Task input: Begin
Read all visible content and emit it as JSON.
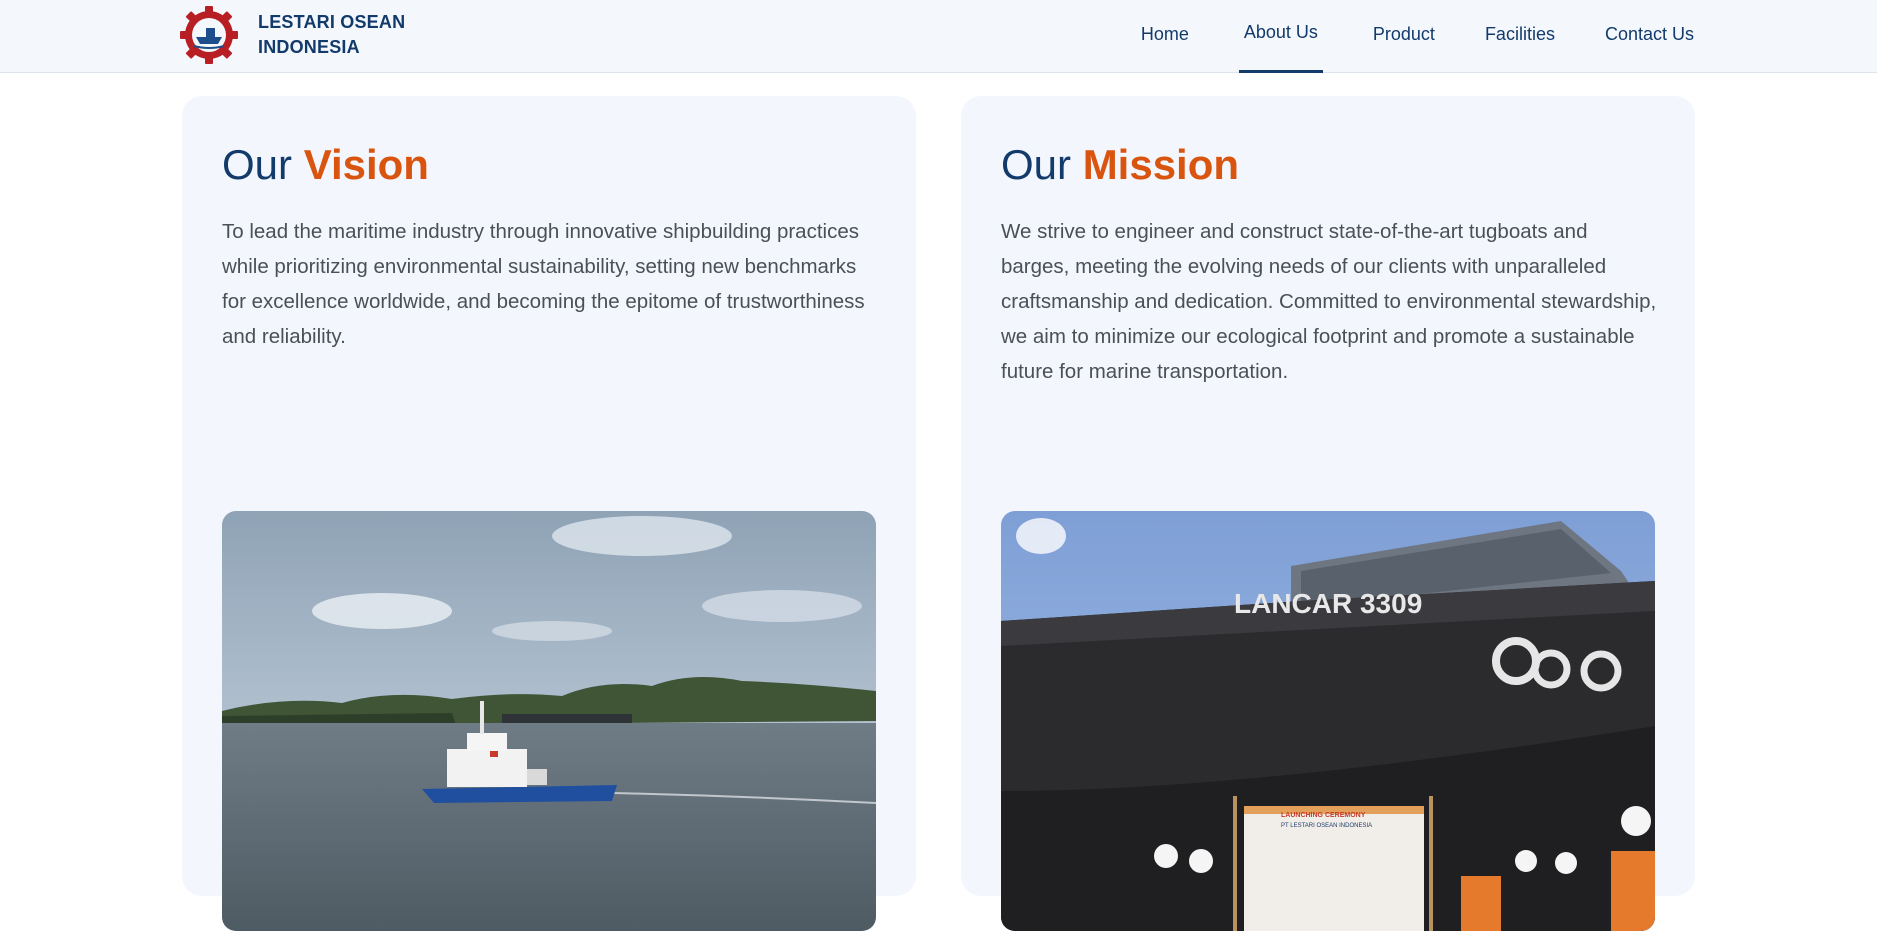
{
  "brand": {
    "name_line1": "LESTARI OSEAN",
    "name_line2": "INDONESIA"
  },
  "nav": {
    "items": [
      {
        "label": "Home",
        "active": false
      },
      {
        "label": "About Us",
        "active": true
      },
      {
        "label": "Product",
        "active": false
      },
      {
        "label": "Facilities",
        "active": false
      },
      {
        "label": "Contact Us",
        "active": false
      }
    ]
  },
  "vision": {
    "title_prefix": "Our",
    "title_accent": "Vision",
    "text": "To lead the maritime industry through innovative shipbuilding practices while prioritizing environmental sustainability, setting new benchmarks for excellence worldwide, and becoming the epitome of trustworthiness and reliability."
  },
  "mission": {
    "title_prefix": "Our",
    "title_accent": "Mission",
    "text": "We strive to engineer and construct state-of-the-art tugboats and barges, meeting the evolving needs of our clients with unparalleled craftsmanship and dedication. Committed to environmental stewardship, we aim to minimize our ecological footprint and promote a sustainable future for marine transportation.",
    "photo_hull_text": "LANCAR 3309",
    "banner_title": "LAUNCHING CEREMONY",
    "banner_company": "PT LESTARI OSEAN INDONESIA"
  },
  "colors": {
    "primary": "#123a6b",
    "accent": "#d9540f",
    "card_bg": "#f3f7fd"
  }
}
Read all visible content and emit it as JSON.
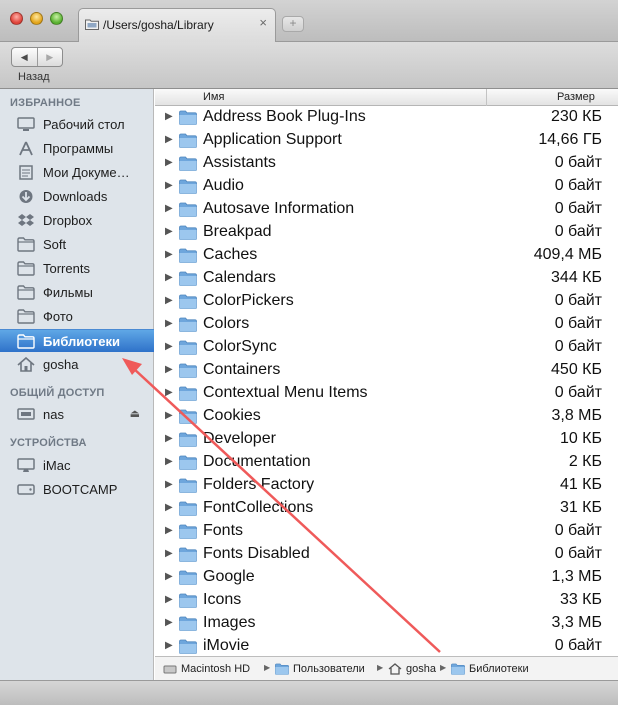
{
  "window": {
    "tab_title": "/Users/gosha/Library",
    "tab_close": "×",
    "new_tab": "+"
  },
  "toolbar": {
    "back_glyph": "◀",
    "forward_glyph": "▶",
    "back_label": "Назад"
  },
  "sidebar": {
    "favorites_header": "ИЗБРАННОЕ",
    "favorites": [
      {
        "label": "Рабочий стол",
        "icon": "desktop-icon"
      },
      {
        "label": "Программы",
        "icon": "applications-icon"
      },
      {
        "label": "Мои Докуме…",
        "icon": "documents-icon"
      },
      {
        "label": "Downloads",
        "icon": "downloads-icon"
      },
      {
        "label": "Dropbox",
        "icon": "dropbox-icon"
      },
      {
        "label": "Soft",
        "icon": "folder-icon"
      },
      {
        "label": "Torrents",
        "icon": "folder-icon"
      },
      {
        "label": "Фильмы",
        "icon": "folder-icon"
      },
      {
        "label": "Фото",
        "icon": "folder-icon"
      },
      {
        "label": "Библиотеки",
        "icon": "folder-icon",
        "selected": true
      },
      {
        "label": "gosha",
        "icon": "home-icon"
      }
    ],
    "shared_header": "ОБЩИЙ ДОСТУП",
    "shared": [
      {
        "label": "nas",
        "icon": "server-icon"
      }
    ],
    "eject_glyph": "⏏",
    "devices_header": "УСТРОЙСТВА",
    "devices": [
      {
        "label": "iMac",
        "icon": "imac-icon"
      },
      {
        "label": "BOOTCAMP",
        "icon": "disk-icon"
      }
    ]
  },
  "list": {
    "col_name": "Имя",
    "col_size": "Размер",
    "rows": [
      {
        "name": "Address Book Plug-Ins",
        "size": "230 КБ"
      },
      {
        "name": "Application Support",
        "size": "14,66 ГБ"
      },
      {
        "name": "Assistants",
        "size": "0 байт"
      },
      {
        "name": "Audio",
        "size": "0 байт"
      },
      {
        "name": "Autosave Information",
        "size": "0 байт"
      },
      {
        "name": "Breakpad",
        "size": "0 байт"
      },
      {
        "name": "Caches",
        "size": "409,4 МБ"
      },
      {
        "name": "Calendars",
        "size": "344 КБ"
      },
      {
        "name": "ColorPickers",
        "size": "0 байт"
      },
      {
        "name": "Colors",
        "size": "0 байт"
      },
      {
        "name": "ColorSync",
        "size": "0 байт"
      },
      {
        "name": "Containers",
        "size": "450 КБ"
      },
      {
        "name": "Contextual Menu Items",
        "size": "0 байт"
      },
      {
        "name": "Cookies",
        "size": "3,8 МБ"
      },
      {
        "name": "Developer",
        "size": "10 КБ"
      },
      {
        "name": "Documentation",
        "size": "2 КБ"
      },
      {
        "name": "Folders Factory",
        "size": "41 КБ"
      },
      {
        "name": "FontCollections",
        "size": "31 КБ"
      },
      {
        "name": "Fonts",
        "size": "0 байт"
      },
      {
        "name": "Fonts Disabled",
        "size": "0 байт"
      },
      {
        "name": "Google",
        "size": "1,3 МБ"
      },
      {
        "name": "Icons",
        "size": "33 КБ"
      },
      {
        "name": "Images",
        "size": "3,3 МБ"
      },
      {
        "name": "iMovie",
        "size": "0 байт"
      }
    ],
    "disclosure_glyph": "▶"
  },
  "pathbar": {
    "segments": [
      "Macintosh HD",
      "Пользователи",
      "gosha",
      "Библиотеки"
    ],
    "separator": "▶"
  },
  "colors": {
    "folder": "#7fb1e3",
    "selection": "#3a7fd4",
    "arrow": "#ef5a5a"
  }
}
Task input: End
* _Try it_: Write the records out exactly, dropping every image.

* _Response_:
Read all visible content and emit it as JSON.
{
  "brand": {
    "name_line1": "LESTARI OSEAN",
    "name_line2": "INDONESIA"
  },
  "nav": {
    "items": [
      {
        "label": "Home",
        "active": false
      },
      {
        "label": "About Us",
        "active": true
      },
      {
        "label": "Product",
        "active": false
      },
      {
        "label": "Facilities",
        "active": false
      },
      {
        "label": "Contact Us",
        "active": false
      }
    ]
  },
  "vision": {
    "title_prefix": "Our",
    "title_accent": "Vision",
    "text": "To lead the maritime industry through innovative shipbuilding practices while prioritizing environmental sustainability, setting new benchmarks for excellence worldwide, and becoming the epitome of trustworthiness and reliability."
  },
  "mission": {
    "title_prefix": "Our",
    "title_accent": "Mission",
    "text": "We strive to engineer and construct state-of-the-art tugboats and barges, meeting the evolving needs of our clients with unparalleled craftsmanship and dedication. Committed to environmental stewardship, we aim to minimize our ecological footprint and promote a sustainable future for marine transportation.",
    "photo_hull_text": "LANCAR 3309",
    "banner_title": "LAUNCHING CEREMONY",
    "banner_company": "PT LESTARI OSEAN INDONESIA"
  },
  "colors": {
    "primary": "#123a6b",
    "accent": "#d9540f",
    "card_bg": "#f3f7fd"
  }
}
Read all visible content and emit it as JSON.
{
  "window": {
    "tab_title": "/Users/gosha/Library",
    "tab_close": "×",
    "new_tab": "+"
  },
  "toolbar": {
    "back_glyph": "◀",
    "forward_glyph": "▶",
    "back_label": "Назад"
  },
  "sidebar": {
    "favorites_header": "ИЗБРАННОЕ",
    "favorites": [
      {
        "label": "Рабочий стол",
        "icon": "desktop-icon"
      },
      {
        "label": "Программы",
        "icon": "applications-icon"
      },
      {
        "label": "Мои Докуме…",
        "icon": "documents-icon"
      },
      {
        "label": "Downloads",
        "icon": "downloads-icon"
      },
      {
        "label": "Dropbox",
        "icon": "dropbox-icon"
      },
      {
        "label": "Soft",
        "icon": "folder-icon"
      },
      {
        "label": "Torrents",
        "icon": "folder-icon"
      },
      {
        "label": "Фильмы",
        "icon": "folder-icon"
      },
      {
        "label": "Фото",
        "icon": "folder-icon"
      },
      {
        "label": "Библиотеки",
        "icon": "folder-icon",
        "selected": true
      },
      {
        "label": "gosha",
        "icon": "home-icon"
      }
    ],
    "shared_header": "ОБЩИЙ ДОСТУП",
    "shared": [
      {
        "label": "nas",
        "icon": "server-icon"
      }
    ],
    "eject_glyph": "⏏",
    "devices_header": "УСТРОЙСТВА",
    "devices": [
      {
        "label": "iMac",
        "icon": "imac-icon"
      },
      {
        "label": "BOOTCAMP",
        "icon": "disk-icon"
      }
    ]
  },
  "list": {
    "col_name": "Имя",
    "col_size": "Размер",
    "rows": [
      {
        "name": "Address Book Plug-Ins",
        "size": "230 КБ"
      },
      {
        "name": "Application Support",
        "size": "14,66 ГБ"
      },
      {
        "name": "Assistants",
        "size": "0 байт"
      },
      {
        "name": "Audio",
        "size": "0 байт"
      },
      {
        "name": "Autosave Information",
        "size": "0 байт"
      },
      {
        "name": "Breakpad",
        "size": "0 байт"
      },
      {
        "name": "Caches",
        "size": "409,4 МБ"
      },
      {
        "name": "Calendars",
        "size": "344 КБ"
      },
      {
        "name": "ColorPickers",
        "size": "0 байт"
      },
      {
        "name": "Colors",
        "size": "0 байт"
      },
      {
        "name": "ColorSync",
        "size": "0 байт"
      },
      {
        "name": "Containers",
        "size": "450 КБ"
      },
      {
        "name": "Contextual Menu Items",
        "size": "0 байт"
      },
      {
        "name": "Cookies",
        "size": "3,8 МБ"
      },
      {
        "name": "Developer",
        "size": "10 КБ"
      },
      {
        "name": "Documentation",
        "size": "2 КБ"
      },
      {
        "name": "Folders Factory",
        "size": "41 КБ"
      },
      {
        "name": "FontCollections",
        "size": "31 КБ"
      },
      {
        "name": "Fonts",
        "size": "0 байт"
      },
      {
        "name": "Fonts Disabled",
        "size": "0 байт"
      },
      {
        "name": "Google",
        "size": "1,3 МБ"
      },
      {
        "name": "Icons",
        "size": "33 КБ"
      },
      {
        "name": "Images",
        "size": "3,3 МБ"
      },
      {
        "name": "iMovie",
        "size": "0 байт"
      }
    ],
    "disclosure_glyph": "▶"
  },
  "pathbar": {
    "segments": [
      "Macintosh HD",
      "Пользователи",
      "gosha",
      "Библиотеки"
    ],
    "separator": "▶"
  },
  "colors": {
    "folder": "#7fb1e3",
    "selection": "#3a7fd4",
    "arrow": "#ef5a5a"
  }
}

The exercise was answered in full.